What is expected | For each entry below, please return its exact wording and leave out any picture.

[Dataset rows for apps and sites]
Segment Open
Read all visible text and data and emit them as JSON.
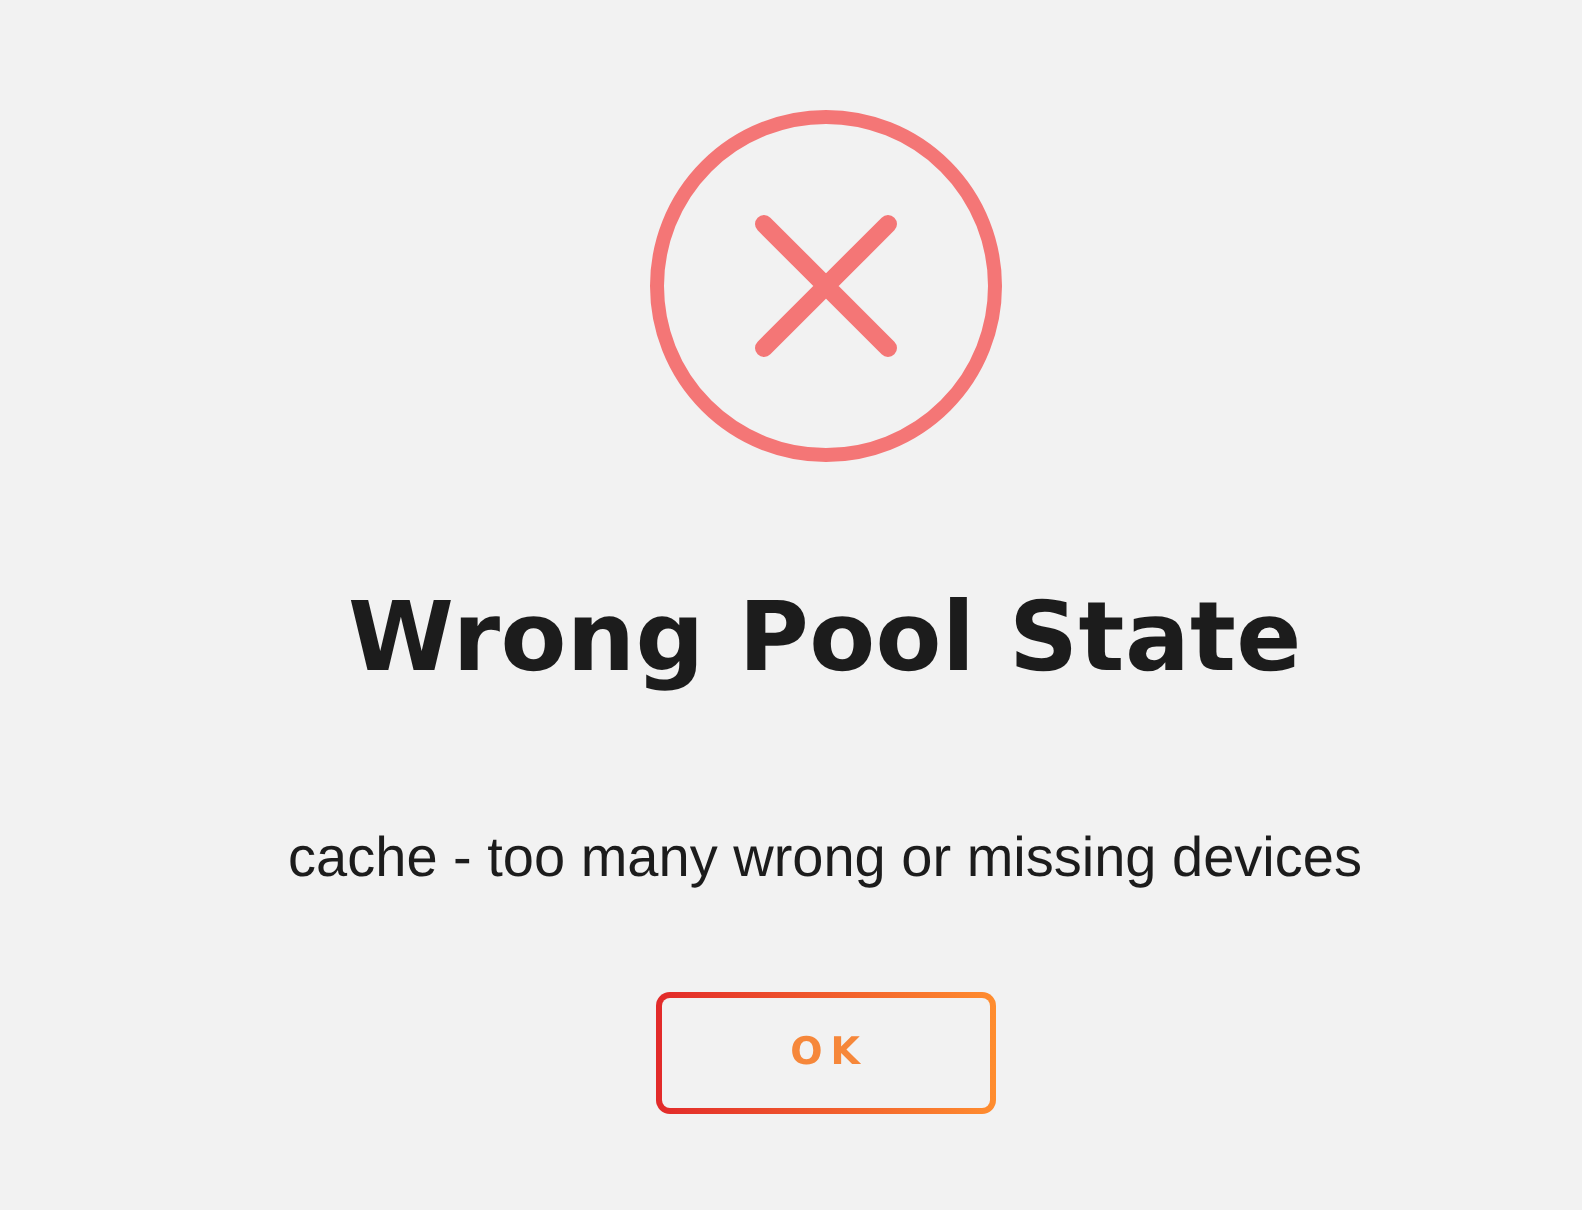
{
  "dialog": {
    "title": "Wrong Pool State",
    "message": "cache - too many wrong or missing devices",
    "buttons": [
      {
        "label": "OK"
      }
    ]
  }
}
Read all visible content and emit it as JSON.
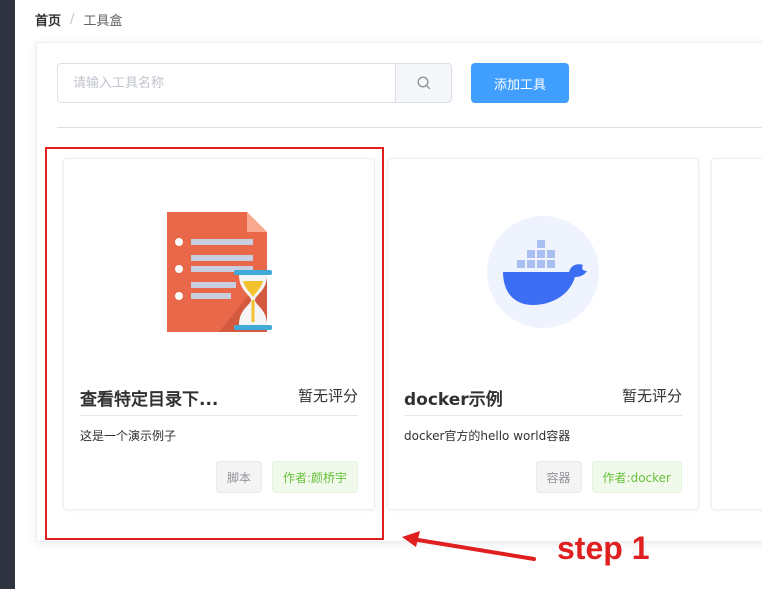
{
  "breadcrumb": {
    "home": "首页",
    "separator": "/",
    "current": "工具盒"
  },
  "search": {
    "placeholder": "请输入工具名称",
    "value": ""
  },
  "add_button": "添加工具",
  "cards": [
    {
      "title": "查看特定目录下...",
      "rating": "暂无评分",
      "description": "这是一个演示例子",
      "tags": [
        "脚本",
        "作者:颜桥宇"
      ],
      "icon": "document-hourglass-icon"
    },
    {
      "title": "docker示例",
      "rating": "暂无评分",
      "description": "docker官方的hello world容器",
      "tags": [
        "容器",
        "作者:docker"
      ],
      "icon": "docker-whale-icon"
    }
  ],
  "annotation": {
    "label": "step 1",
    "color": "#e02020"
  },
  "colors": {
    "primary": "#409eff",
    "success": "#67c23a",
    "sidebar": "#2f3440"
  }
}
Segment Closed
Problem solution |
Read all visible text and data and emit them as JSON.
{
  "dialog": {
    "title": "Wrong Pool State",
    "message": "cache - too many wrong or missing devices",
    "buttons": [
      {
        "label": "OK"
      }
    ]
  }
}
Read all visible content and emit it as JSON.
{
  "breadcrumb": {
    "home": "首页",
    "separator": "/",
    "current": "工具盒"
  },
  "search": {
    "placeholder": "请输入工具名称",
    "value": ""
  },
  "add_button": "添加工具",
  "cards": [
    {
      "title": "查看特定目录下...",
      "rating": "暂无评分",
      "description": "这是一个演示例子",
      "tags": [
        "脚本",
        "作者:颜桥宇"
      ],
      "icon": "document-hourglass-icon"
    },
    {
      "title": "docker示例",
      "rating": "暂无评分",
      "description": "docker官方的hello world容器",
      "tags": [
        "容器",
        "作者:docker"
      ],
      "icon": "docker-whale-icon"
    }
  ],
  "annotation": {
    "label": "step 1",
    "color": "#e02020"
  },
  "colors": {
    "primary": "#409eff",
    "success": "#67c23a",
    "sidebar": "#2f3440"
  }
}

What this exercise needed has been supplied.